A Hungarian minister has admitted that significant changes are required to make the country’s universities sustainable.
Speaking on national television at the end of last month, László Palkovics, minister for higher education, noted that the Ministry of Human Capacities had identified systemic problems in 2013, and that attempts were made to address them in the higher education strategy the following year.
Now, in order to raise standards and tackle the issue of inadequate student numbers, the ministry had established joint working groups representing universities and students to identify what needs to be done. The results of their findings are likely to be finalised this month.
Mr Palkovics also mentioned some of the structural changes he had in mind, notably the creation of an independent veterinary university and a separate faculty of forestry at Sopron University, as well as the relocation of Budapest Corvinus University’s horticultural and food industry faculties to Szent István University.
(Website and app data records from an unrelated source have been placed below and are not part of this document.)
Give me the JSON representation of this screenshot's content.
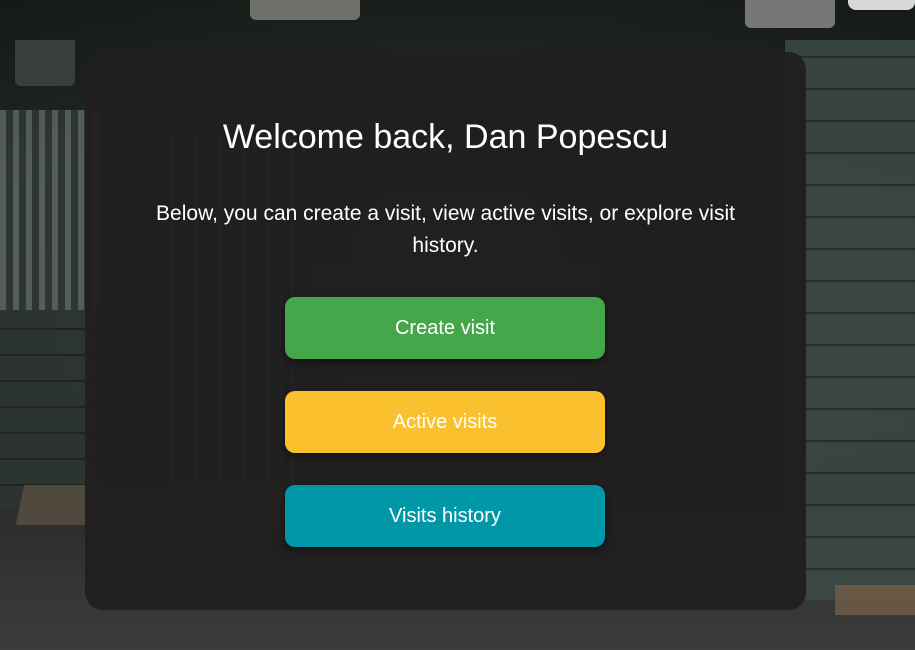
{
  "welcome": {
    "title": "Welcome back, Dan Popescu",
    "subtitle": "Below, you can create a visit, view active visits, or explore visit history."
  },
  "actions": {
    "create_label": "Create visit",
    "active_label": "Active visits",
    "history_label": "Visits history"
  },
  "colors": {
    "create": "#45a64a",
    "active": "#fbc02d",
    "history": "#0097a7",
    "card": "#201e1e"
  }
}
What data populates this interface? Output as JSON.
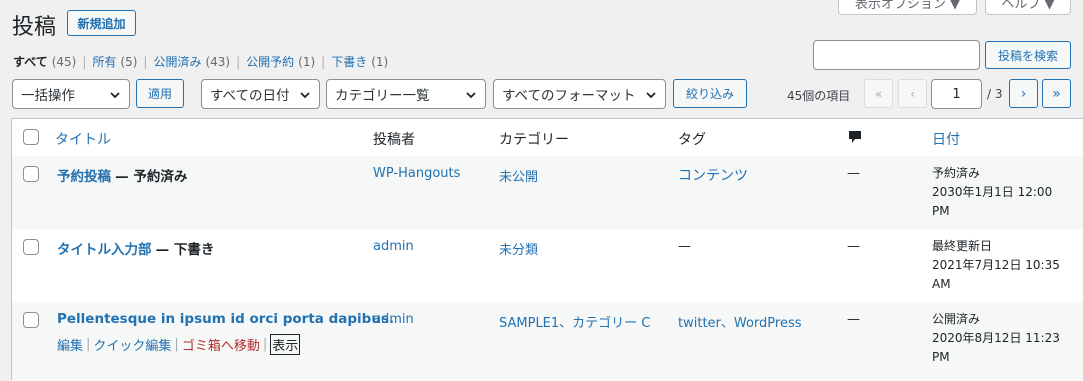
{
  "page_title": "投稿",
  "add_new": "新規追加",
  "top_tabs": {
    "screen_options": "表示オプション ▼",
    "help": "ヘルプ ▼"
  },
  "views": [
    {
      "label": "すべて",
      "count": "(45)",
      "current": true
    },
    {
      "label": "所有",
      "count": "(5)"
    },
    {
      "label": "公開済み",
      "count": "(43)"
    },
    {
      "label": "公開予約",
      "count": "(1)"
    },
    {
      "label": "下書き",
      "count": "(1)"
    }
  ],
  "search": {
    "placeholder": "",
    "button": "投稿を検索"
  },
  "bulk": {
    "select": "一括操作",
    "apply": "適用"
  },
  "filters": {
    "dates": "すべての日付",
    "categories": "カテゴリー一覧",
    "formats": "すべてのフォーマット",
    "filter_btn": "絞り込み"
  },
  "pagination": {
    "items": "45個の項目",
    "first": "«",
    "prev": "‹",
    "current": "1",
    "total": "/ 3",
    "next": "›",
    "last": "»"
  },
  "columns": {
    "title": "タイトル",
    "author": "投稿者",
    "categories": "カテゴリー",
    "tags": "タグ",
    "comments_icon": "comment-bubble-icon",
    "date": "日付"
  },
  "rows": [
    {
      "title": "予約投稿",
      "state": "— 予約済み",
      "author": "WP-Hangouts",
      "categories": "未公開",
      "tags": "コンテンツ",
      "comments": "—",
      "date_status": "予約済み",
      "date_value": "2030年1月1日 12:00 PM"
    },
    {
      "title": "タイトル入力部",
      "state": "— 下書き",
      "author": "admin",
      "categories": "未分類",
      "tags": "—",
      "comments": "—",
      "date_status": "最終更新日",
      "date_value": "2021年7月12日 10:35 AM"
    },
    {
      "title": "Pellentesque in ipsum id orci porta dapibus.",
      "state": "",
      "author": "admin",
      "categories": "SAMPLE1、カテゴリー C",
      "tags": "twitter、WordPress",
      "comments": "—",
      "date_status": "公開済み",
      "date_value": "2020年8月12日 11:23 PM",
      "row_actions": {
        "edit": "編集",
        "quick_edit": "クイック編集",
        "trash": "ゴミ箱へ移動",
        "view": "表示"
      }
    }
  ],
  "colors": {
    "link": "#2271b1",
    "trash": "#b32d2e",
    "border": "#c3c4c7",
    "bg": "#f0f0f1"
  }
}
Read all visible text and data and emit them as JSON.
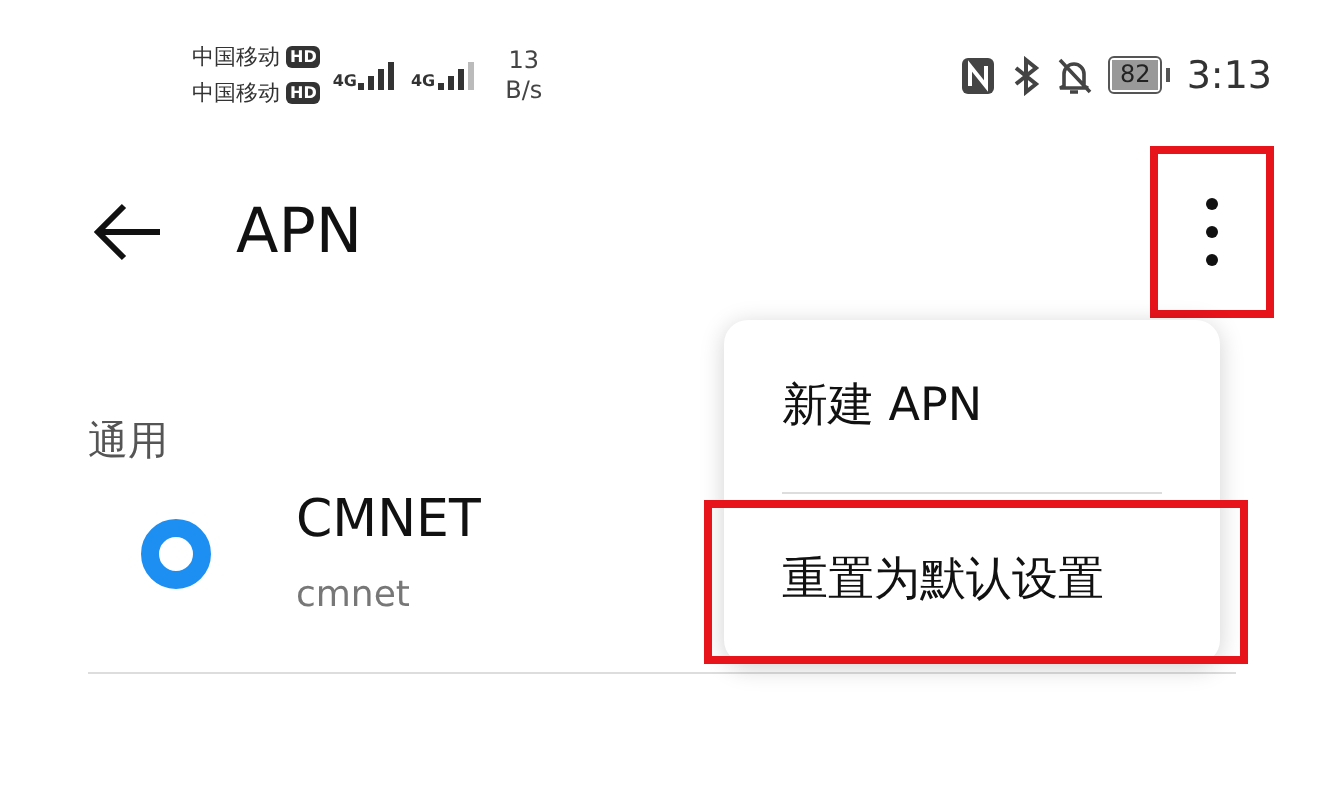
{
  "status_bar": {
    "carriers": [
      {
        "name": "中国移动",
        "badge": "HD"
      },
      {
        "name": "中国移动",
        "badge": "HD"
      }
    ],
    "network_types": [
      "4G",
      "4G"
    ],
    "speed_value": "13",
    "speed_unit": "B/s",
    "battery": "82",
    "time": "3:13"
  },
  "toolbar": {
    "title": "APN",
    "more_highlighted": true
  },
  "section": "通用",
  "apns": [
    {
      "name": "CMNET",
      "apn": "cmnet",
      "selected": true
    }
  ],
  "menu": {
    "items": [
      {
        "label": "新建 APN",
        "highlighted": false
      },
      {
        "label": "重置为默认设置",
        "highlighted": true
      }
    ]
  }
}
In a separate development, Zoltán Balog, the minister of human capacities, has announced plans for the country to launch its own Erasmus programme enabling exchanges between Hungarian students in Hungary and abroad.
The detailed programme, due to be drawn up by September, should triple the number of Hungarian students studying abroad, enable academics to teach abroad while retaining their Hungarian salaries and remove the 5,000 limit on ethnic Hungarians from other countries studying in Hungary. It will become easier, for example, for ethnic Hungarians from Romania to enrol on master’s courses even if there are delays in their obtaining the necessary degree certificates.
The longer-term plan is to accredit Hungarian-language courses in all relevant areas of economics and social science at every university in neighbouring countries which offers tuition in Hungarian. Hungarian academics could play a central role in this process. From February 2016, therefore 25 to 30 of them will start working at universities abroad in disciplines which currently lack accreditation.